Best practices for analyzing real-world data: Comparing methodologies for imputing ethnicity in a high volume urban clinic
Monday, November 4, 2013
: 11:09 a.m. - 11:26 a.m.
Objective: To compare methodologies for imputing ethnicity from administrative data in a high volume urban clinic. Methods: Using data from 19,165 patients charts in a retrospective study, we compared the accuracy of three methodologies for imputing ethnicity of patients: 1) surname analysis based on tabulation from the 2000 U.S. Census 2) geocoding analysis based on block coding from the 2010 U.S. Census 3) a previously published Bayesian approach involving a combination of surname and geocoding. These results were compared with the gold-standard' of patient self-reported ethnicity. Results: Overall agreement of imputed and self-reported ethnicity was fair for surname analysis (kappa=0.23), moderate for geocoding (kappa=0.58), and strong for the combined model (kappa=0.76). Surname analysis determined Asian ethnicity (sensitivity (SE) 80%; positive predictive value (PPV) 77%) and Latino ethnicity (SE 78%; PPV 68%) with reasonable accuracy but had poor reliability for Caucasians (SE 12%; PPV 92%) and African-Americans (SE 96%; PPV 47%). Geocoding determined African-American ethnicity (SE 74%; PPV 89%) and Caucasian ethnicity (SE 91%; PPV 70%) with reasonable accuracy, but had poor reliability for Asians (SE 10%; PPV 26%) and Latinos (SE 35%; PPV 41%). The Bayesian approach determined African-American (SE 84%; PPV 94%), Caucasian (SE 92%; PPV 82%), Asian (SE 83%; PPV 79%) and Latino (SE 77%; PPV 71%) ethnicity with the highest accuracy of the three methods. Conclusion: A methodology combining surname analysis and geocoding data to determine ethnicity is a valid and accurate means of imputing African-American, Caucasian, Asian and Latino ethnicity when self-reported ethnicity is not available.
Diversity and culture
Compare methodologies for imputing ethnicity from administrative data in a high volume urban clinic.
Evaluate alternative methods for collecting ethnicity data when self-reported ethnicity is unavailable.
Keyword(s): Epidemiology, Ethnicity
Presenting author's disclosure statement:

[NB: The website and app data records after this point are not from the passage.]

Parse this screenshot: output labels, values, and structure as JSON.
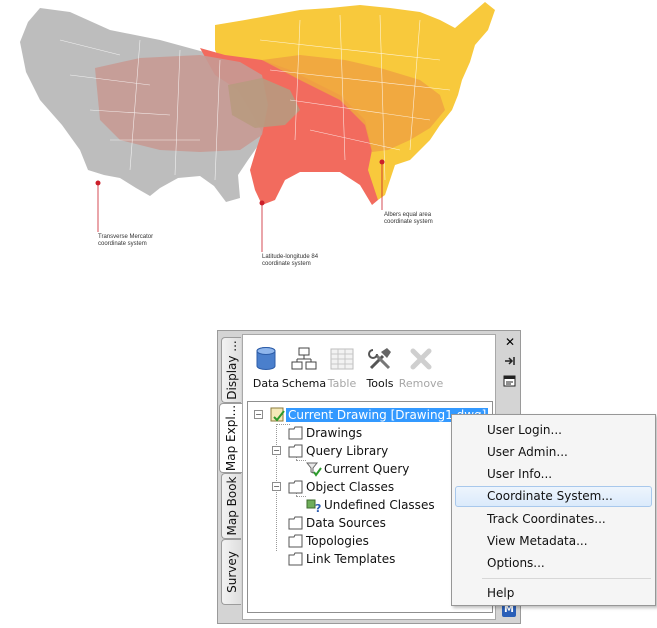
{
  "map": {
    "labels": {
      "transverse_mercator": "Transverse Mercator\ncoordinate system",
      "latlong84": "Latitude-longitude 84\ncoordinate system",
      "albers": "Albers equal area\ncoordinate system"
    },
    "colors": {
      "transverse_mercator": "#bdbdbd",
      "latlong84": "#f26b5e",
      "albers": "#f8c93c",
      "overlap_albers": "#f0a540",
      "overlap_mercator": "#c79a94",
      "marker": "#cc1f2a"
    }
  },
  "palette": {
    "tabs": [
      {
        "label": "Display ...",
        "active": false
      },
      {
        "label": "Map Expl...",
        "active": true
      },
      {
        "label": "Map Book",
        "active": false
      },
      {
        "label": "Survey",
        "active": false
      }
    ],
    "toolbar": {
      "data": "Data",
      "schema": "Schema",
      "table": "Table",
      "tools": "Tools",
      "remove": "Remove"
    },
    "tree": {
      "root": "Current Drawing [Drawing1.dwg]",
      "drawings": "Drawings",
      "query_library": "Query Library",
      "current_query": "Current Query",
      "object_classes": "Object Classes",
      "undefined_classes": "Undefined Classes",
      "data_sources": "Data Sources",
      "topologies": "Topologies",
      "link_templates": "Link Templates"
    },
    "side_buttons": {
      "close": "✕",
      "autohide": "pin-icon",
      "properties": "properties-icon",
      "logo": "M"
    }
  },
  "context_menu": {
    "items": [
      "User Login...",
      "User Admin...",
      "User Info...",
      "Coordinate System...",
      "Track Coordinates...",
      "View Metadata...",
      "Options...",
      "Help"
    ],
    "highlighted": "Coordinate System..."
  }
}
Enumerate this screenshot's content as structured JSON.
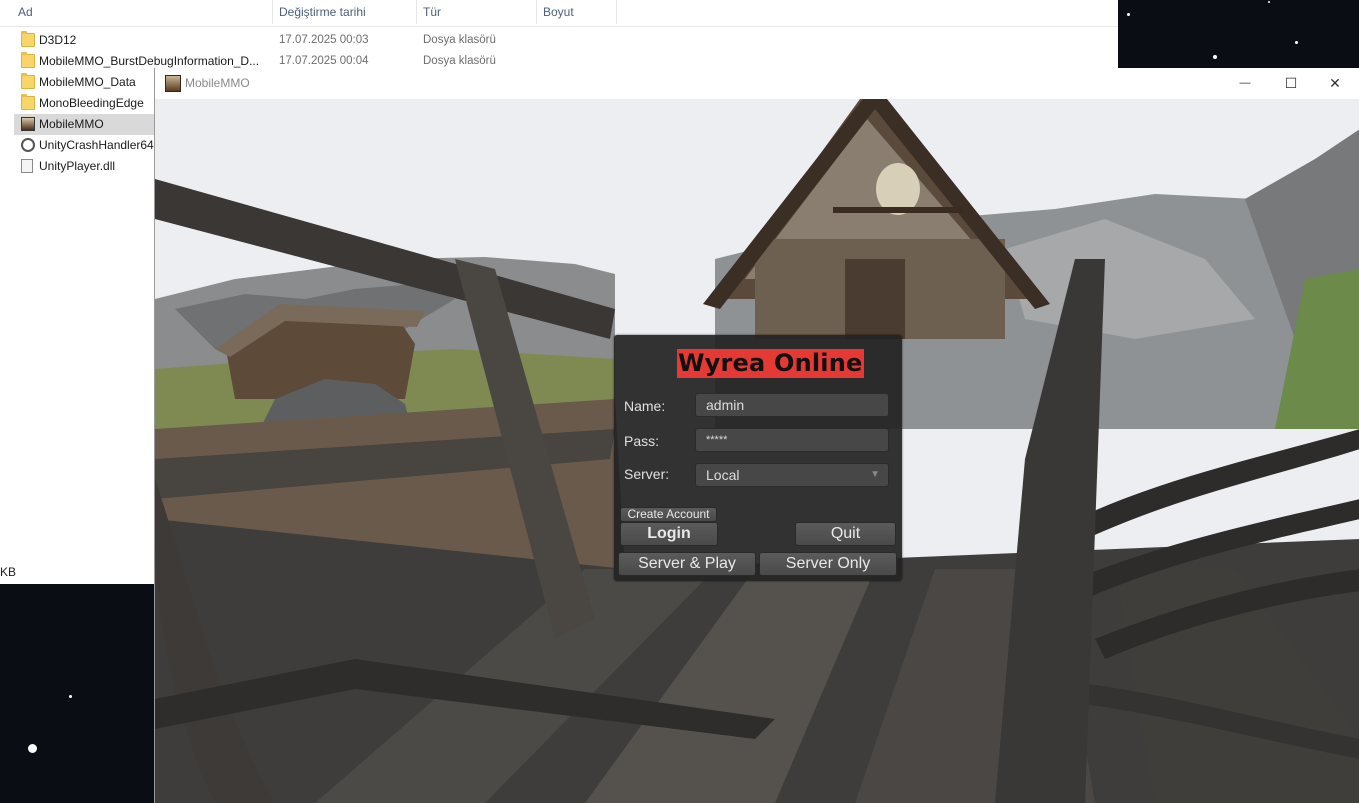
{
  "explorer": {
    "columns": [
      "Ad",
      "Değiştirme tarihi",
      "Tür",
      "Boyut"
    ],
    "files": [
      {
        "name": "D3D12",
        "date": "17.07.2025 00:03",
        "type": "Dosya klasörü",
        "icon": "folder-icon"
      },
      {
        "name": "MobileMMO_BurstDebugInformation_D...",
        "date": "17.07.2025 00:04",
        "type": "Dosya klasörü",
        "icon": "folder-icon"
      },
      {
        "name": "MobileMMO_Data",
        "date": "",
        "type": "",
        "icon": "folder-icon"
      },
      {
        "name": "MonoBleedingEdge",
        "date": "",
        "type": "",
        "icon": "folder-icon"
      },
      {
        "name": "MobileMMO",
        "date": "",
        "type": "",
        "icon": "app-icon"
      },
      {
        "name": "UnityCrashHandler64",
        "date": "",
        "type": "",
        "icon": "unity-icon"
      },
      {
        "name": "UnityPlayer.dll",
        "date": "",
        "type": "",
        "icon": "dll-icon"
      }
    ],
    "size_fragment": "KB"
  },
  "game_window": {
    "title": "MobileMMO",
    "minimize": "—",
    "maximize": "☐",
    "close": "✕"
  },
  "login": {
    "title": "Wyrea Online",
    "name_label": "Name:",
    "name_value": "admin",
    "pass_label": "Pass:",
    "pass_value": "*****",
    "server_label": "Server:",
    "server_value": "Local",
    "create_account": "Create Account",
    "login_button": "Login",
    "quit_button": "Quit",
    "server_play_button": "Server & Play",
    "server_only_button": "Server Only",
    "title_color": "#e53935"
  }
}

Qualified on the content I am responsible for because: Yang Dai is a biostatistician and public health researcher with significant experience and expertise in epidemiological research. He serves as the biostatistician for numerous grant in the Wills Eye Institute Department of research that range from clinical outcomes to behavioral interventions in ophthalmology.
Any relevant financial relationships? No

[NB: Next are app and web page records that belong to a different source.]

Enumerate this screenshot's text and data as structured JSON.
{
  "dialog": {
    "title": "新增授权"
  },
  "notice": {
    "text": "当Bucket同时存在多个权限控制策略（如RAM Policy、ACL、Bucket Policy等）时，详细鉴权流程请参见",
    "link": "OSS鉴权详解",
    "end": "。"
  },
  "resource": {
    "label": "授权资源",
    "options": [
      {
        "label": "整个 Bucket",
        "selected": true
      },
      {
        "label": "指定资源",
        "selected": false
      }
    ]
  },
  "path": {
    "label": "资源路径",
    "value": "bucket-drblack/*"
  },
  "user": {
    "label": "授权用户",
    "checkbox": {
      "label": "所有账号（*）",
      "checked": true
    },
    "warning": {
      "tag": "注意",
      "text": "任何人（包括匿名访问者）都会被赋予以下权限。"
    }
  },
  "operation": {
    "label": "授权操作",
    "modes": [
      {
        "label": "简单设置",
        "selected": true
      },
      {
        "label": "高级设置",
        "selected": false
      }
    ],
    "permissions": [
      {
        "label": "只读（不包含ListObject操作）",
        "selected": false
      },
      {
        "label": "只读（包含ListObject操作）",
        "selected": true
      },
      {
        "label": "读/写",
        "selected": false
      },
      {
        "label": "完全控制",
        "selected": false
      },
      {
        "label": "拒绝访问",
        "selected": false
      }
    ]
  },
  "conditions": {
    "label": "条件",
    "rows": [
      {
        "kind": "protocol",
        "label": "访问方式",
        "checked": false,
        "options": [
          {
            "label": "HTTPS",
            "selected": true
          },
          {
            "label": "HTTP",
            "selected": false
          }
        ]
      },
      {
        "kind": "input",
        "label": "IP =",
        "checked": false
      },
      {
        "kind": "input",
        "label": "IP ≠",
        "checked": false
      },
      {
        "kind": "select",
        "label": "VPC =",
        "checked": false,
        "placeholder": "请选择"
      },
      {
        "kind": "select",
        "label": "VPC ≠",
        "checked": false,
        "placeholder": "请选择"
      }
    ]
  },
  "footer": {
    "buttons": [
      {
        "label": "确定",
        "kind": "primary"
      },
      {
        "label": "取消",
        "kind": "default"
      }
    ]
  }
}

I agree to comply with the American Public Health Association Conflict of Interest and Commercial Support Guidelines,
and to disclose to the participants any off-label or experimental uses of a commercial product or service discussed
in my presentation.